■ Record excerpts ■
----

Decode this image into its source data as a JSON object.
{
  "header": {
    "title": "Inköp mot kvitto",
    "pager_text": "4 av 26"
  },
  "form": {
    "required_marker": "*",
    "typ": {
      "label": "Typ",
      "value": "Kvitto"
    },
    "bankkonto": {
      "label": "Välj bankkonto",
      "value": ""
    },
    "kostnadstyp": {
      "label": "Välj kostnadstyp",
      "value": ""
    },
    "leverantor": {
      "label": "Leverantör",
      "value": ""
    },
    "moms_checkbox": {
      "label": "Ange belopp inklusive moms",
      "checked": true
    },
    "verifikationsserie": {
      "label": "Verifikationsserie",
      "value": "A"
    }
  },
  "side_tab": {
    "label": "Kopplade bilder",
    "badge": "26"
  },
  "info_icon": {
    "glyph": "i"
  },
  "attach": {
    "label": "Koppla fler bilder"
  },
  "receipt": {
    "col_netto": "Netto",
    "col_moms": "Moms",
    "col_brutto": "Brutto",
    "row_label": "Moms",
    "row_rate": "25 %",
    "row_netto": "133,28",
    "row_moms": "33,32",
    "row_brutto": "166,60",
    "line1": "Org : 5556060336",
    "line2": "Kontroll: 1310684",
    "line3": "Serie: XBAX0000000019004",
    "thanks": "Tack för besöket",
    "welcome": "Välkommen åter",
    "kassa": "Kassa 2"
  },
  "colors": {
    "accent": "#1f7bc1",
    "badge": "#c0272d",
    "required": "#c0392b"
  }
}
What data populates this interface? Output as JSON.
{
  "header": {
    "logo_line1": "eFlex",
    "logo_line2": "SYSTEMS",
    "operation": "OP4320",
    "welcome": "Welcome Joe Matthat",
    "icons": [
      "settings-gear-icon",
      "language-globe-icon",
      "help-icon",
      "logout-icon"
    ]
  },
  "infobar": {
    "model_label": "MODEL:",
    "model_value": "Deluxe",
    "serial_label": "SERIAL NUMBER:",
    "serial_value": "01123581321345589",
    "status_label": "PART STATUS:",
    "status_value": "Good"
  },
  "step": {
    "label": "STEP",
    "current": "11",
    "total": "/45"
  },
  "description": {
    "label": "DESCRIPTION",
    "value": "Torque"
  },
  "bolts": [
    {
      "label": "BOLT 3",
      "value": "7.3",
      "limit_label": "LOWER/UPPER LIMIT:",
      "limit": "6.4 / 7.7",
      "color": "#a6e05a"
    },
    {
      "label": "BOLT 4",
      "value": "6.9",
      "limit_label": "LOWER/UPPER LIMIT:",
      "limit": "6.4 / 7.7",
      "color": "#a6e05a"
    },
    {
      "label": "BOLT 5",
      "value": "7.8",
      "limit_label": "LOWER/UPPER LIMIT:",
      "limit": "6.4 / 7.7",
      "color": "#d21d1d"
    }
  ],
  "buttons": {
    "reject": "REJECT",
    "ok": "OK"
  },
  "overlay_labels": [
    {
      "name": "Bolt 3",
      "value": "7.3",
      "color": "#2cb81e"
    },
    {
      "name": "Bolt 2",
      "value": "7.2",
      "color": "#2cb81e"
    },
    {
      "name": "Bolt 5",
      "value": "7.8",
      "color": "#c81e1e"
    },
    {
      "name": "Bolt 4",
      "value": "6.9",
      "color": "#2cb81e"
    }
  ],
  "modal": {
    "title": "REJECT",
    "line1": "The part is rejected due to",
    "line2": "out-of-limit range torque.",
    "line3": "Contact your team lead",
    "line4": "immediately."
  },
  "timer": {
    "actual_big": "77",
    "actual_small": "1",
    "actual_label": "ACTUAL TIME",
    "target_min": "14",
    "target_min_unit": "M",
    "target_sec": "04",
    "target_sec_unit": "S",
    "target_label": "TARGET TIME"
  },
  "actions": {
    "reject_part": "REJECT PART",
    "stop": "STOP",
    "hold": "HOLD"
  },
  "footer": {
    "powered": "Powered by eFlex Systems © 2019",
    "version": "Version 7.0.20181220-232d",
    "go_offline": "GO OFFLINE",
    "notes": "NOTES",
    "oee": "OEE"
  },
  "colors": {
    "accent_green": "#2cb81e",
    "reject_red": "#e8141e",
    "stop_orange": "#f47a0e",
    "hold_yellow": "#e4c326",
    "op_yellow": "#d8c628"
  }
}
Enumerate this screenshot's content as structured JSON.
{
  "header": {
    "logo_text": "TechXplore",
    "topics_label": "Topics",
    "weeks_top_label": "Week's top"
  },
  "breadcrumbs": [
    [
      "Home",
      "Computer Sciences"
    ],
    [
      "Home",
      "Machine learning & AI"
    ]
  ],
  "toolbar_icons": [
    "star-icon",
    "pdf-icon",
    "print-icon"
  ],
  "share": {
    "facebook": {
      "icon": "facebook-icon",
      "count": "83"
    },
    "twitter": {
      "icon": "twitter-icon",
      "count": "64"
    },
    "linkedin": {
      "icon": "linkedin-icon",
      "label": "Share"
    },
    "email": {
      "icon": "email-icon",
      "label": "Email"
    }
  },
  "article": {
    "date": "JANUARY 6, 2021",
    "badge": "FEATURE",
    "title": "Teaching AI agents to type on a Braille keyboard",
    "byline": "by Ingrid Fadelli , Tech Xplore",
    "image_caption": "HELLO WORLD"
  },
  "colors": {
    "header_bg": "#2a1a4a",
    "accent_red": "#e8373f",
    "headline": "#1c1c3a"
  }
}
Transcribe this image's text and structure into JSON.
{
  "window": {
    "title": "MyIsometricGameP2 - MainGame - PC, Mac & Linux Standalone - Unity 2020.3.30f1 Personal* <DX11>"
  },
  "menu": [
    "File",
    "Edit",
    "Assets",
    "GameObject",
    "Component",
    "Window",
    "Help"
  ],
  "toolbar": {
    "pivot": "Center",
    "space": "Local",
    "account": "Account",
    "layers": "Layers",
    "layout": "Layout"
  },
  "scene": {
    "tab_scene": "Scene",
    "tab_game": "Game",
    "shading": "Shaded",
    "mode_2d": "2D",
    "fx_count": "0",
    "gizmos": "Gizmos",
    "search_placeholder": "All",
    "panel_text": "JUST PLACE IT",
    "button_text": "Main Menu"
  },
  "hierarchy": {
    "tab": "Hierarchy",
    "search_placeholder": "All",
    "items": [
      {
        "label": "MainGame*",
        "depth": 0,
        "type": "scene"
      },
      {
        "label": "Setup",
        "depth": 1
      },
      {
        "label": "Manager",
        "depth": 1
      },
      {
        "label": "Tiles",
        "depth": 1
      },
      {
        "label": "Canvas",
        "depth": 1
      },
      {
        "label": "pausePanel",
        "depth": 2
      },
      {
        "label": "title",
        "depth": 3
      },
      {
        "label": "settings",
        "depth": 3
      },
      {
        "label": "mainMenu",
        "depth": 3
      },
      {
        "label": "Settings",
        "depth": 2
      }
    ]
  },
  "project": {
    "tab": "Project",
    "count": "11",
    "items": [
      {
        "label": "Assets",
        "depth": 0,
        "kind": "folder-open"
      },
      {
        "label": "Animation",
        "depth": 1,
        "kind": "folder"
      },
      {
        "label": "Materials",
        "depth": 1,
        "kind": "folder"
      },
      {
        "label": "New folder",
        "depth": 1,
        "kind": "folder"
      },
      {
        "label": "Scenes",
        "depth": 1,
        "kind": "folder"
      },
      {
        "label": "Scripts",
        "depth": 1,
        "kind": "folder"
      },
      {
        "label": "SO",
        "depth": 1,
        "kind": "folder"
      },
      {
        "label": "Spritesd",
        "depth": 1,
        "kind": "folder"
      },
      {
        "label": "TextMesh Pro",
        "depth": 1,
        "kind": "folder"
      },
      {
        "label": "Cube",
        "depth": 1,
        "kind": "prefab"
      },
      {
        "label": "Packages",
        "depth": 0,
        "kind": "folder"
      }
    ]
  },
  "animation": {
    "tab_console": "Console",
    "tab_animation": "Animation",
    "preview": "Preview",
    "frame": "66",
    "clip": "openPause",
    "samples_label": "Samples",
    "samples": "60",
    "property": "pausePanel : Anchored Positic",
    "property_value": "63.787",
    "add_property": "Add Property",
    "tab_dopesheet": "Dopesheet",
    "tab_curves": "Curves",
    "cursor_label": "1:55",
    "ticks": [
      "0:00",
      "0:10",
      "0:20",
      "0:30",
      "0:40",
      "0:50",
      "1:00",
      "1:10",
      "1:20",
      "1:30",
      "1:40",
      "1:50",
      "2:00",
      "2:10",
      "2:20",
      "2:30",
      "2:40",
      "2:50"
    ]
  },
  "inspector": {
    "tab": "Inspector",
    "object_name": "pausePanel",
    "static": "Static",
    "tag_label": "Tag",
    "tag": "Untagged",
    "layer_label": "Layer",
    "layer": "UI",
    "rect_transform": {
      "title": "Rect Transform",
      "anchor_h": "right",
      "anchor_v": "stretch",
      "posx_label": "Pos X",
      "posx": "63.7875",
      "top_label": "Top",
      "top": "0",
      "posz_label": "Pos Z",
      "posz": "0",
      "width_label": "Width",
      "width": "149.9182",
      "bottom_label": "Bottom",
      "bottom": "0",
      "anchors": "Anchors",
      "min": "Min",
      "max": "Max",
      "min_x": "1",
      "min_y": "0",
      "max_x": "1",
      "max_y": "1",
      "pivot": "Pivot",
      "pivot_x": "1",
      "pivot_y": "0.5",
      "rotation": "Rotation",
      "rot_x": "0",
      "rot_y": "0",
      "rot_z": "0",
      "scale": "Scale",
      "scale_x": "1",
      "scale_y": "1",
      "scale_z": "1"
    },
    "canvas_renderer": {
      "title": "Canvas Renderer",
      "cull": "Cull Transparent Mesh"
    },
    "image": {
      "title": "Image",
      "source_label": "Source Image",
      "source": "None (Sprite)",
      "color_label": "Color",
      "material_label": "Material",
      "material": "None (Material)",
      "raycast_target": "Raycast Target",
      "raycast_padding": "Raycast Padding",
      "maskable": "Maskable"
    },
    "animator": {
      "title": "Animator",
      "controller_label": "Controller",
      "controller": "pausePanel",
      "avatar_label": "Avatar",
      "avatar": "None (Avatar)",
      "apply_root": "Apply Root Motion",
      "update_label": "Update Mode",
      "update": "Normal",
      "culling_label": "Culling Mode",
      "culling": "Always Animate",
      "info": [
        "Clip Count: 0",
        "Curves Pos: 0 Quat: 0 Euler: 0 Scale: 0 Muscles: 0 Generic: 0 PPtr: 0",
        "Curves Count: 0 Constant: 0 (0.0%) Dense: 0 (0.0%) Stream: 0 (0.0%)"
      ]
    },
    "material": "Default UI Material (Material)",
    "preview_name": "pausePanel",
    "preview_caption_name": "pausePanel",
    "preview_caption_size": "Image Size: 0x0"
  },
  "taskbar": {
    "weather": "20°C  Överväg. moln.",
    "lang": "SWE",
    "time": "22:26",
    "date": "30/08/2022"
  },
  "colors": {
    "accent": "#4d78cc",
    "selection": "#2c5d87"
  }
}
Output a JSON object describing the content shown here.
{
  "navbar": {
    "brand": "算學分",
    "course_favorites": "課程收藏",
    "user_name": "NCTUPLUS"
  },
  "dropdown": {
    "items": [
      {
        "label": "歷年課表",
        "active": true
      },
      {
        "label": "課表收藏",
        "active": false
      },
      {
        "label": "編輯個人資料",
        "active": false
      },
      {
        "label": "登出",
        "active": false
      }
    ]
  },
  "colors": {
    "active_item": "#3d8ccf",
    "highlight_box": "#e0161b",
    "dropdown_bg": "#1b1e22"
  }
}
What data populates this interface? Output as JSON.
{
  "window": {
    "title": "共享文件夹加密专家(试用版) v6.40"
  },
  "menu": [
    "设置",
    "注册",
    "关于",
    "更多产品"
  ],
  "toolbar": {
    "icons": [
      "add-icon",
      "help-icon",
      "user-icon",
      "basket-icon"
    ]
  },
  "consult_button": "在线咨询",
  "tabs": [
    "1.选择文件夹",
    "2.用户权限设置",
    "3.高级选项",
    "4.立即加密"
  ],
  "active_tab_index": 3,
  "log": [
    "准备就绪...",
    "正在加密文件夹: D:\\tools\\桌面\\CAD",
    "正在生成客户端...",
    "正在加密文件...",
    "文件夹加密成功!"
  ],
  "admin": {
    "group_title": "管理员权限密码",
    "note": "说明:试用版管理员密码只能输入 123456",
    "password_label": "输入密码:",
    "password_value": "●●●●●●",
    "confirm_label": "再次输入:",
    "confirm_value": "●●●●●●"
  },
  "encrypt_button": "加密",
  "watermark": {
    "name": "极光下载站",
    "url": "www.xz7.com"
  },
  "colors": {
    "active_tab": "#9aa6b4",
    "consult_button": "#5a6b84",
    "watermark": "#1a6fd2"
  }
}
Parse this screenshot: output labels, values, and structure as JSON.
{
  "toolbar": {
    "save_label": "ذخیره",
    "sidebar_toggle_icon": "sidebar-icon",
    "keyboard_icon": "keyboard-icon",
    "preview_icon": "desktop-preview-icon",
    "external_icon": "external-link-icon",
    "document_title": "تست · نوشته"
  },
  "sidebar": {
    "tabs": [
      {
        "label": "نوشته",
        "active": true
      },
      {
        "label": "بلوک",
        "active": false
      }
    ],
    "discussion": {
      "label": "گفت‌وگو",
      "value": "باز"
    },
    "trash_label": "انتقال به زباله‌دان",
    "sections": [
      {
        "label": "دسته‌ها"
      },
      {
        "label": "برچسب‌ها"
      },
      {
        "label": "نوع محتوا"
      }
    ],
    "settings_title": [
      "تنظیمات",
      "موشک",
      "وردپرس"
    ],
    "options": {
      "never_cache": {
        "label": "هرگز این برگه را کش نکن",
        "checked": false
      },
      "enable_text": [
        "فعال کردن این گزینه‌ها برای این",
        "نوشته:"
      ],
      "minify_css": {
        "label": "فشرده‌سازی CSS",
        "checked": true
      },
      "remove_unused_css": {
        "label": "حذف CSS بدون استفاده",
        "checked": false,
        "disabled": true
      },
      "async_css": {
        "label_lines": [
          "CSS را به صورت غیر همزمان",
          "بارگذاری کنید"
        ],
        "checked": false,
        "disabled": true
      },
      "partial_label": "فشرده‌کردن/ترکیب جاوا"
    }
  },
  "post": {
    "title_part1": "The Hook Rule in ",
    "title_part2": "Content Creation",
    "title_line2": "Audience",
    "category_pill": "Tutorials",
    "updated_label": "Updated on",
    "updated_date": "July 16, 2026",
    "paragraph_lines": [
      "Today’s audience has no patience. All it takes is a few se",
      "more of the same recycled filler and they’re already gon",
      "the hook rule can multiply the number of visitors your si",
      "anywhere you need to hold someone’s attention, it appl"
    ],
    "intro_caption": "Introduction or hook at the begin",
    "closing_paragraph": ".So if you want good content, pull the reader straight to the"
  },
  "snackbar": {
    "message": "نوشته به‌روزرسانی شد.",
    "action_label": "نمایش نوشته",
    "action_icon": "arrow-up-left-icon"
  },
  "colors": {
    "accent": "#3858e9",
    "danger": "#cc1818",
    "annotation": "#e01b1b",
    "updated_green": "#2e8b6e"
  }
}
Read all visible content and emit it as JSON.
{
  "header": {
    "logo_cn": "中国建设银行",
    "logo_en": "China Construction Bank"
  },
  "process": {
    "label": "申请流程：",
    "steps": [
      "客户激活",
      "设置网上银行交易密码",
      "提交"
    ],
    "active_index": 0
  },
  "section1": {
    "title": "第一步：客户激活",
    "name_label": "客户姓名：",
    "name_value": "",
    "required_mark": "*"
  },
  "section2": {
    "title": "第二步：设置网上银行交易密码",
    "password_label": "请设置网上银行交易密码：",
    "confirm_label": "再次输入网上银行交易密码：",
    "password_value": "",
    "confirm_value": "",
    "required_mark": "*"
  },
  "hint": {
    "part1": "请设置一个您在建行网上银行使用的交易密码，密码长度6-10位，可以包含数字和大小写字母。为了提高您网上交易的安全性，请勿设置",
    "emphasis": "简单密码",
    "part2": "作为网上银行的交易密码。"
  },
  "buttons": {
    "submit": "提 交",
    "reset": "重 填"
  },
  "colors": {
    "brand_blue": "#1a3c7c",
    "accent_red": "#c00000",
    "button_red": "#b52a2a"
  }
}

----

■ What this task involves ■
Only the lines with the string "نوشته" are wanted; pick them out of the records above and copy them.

■ Output for this exercise ■
    "document_title": "تست · نوشته"
        "label": "نوشته",
        "نوشته:"
    "message": "نوشته به‌روزرسانی شد.",
    "action_label": "نمایش نوشته",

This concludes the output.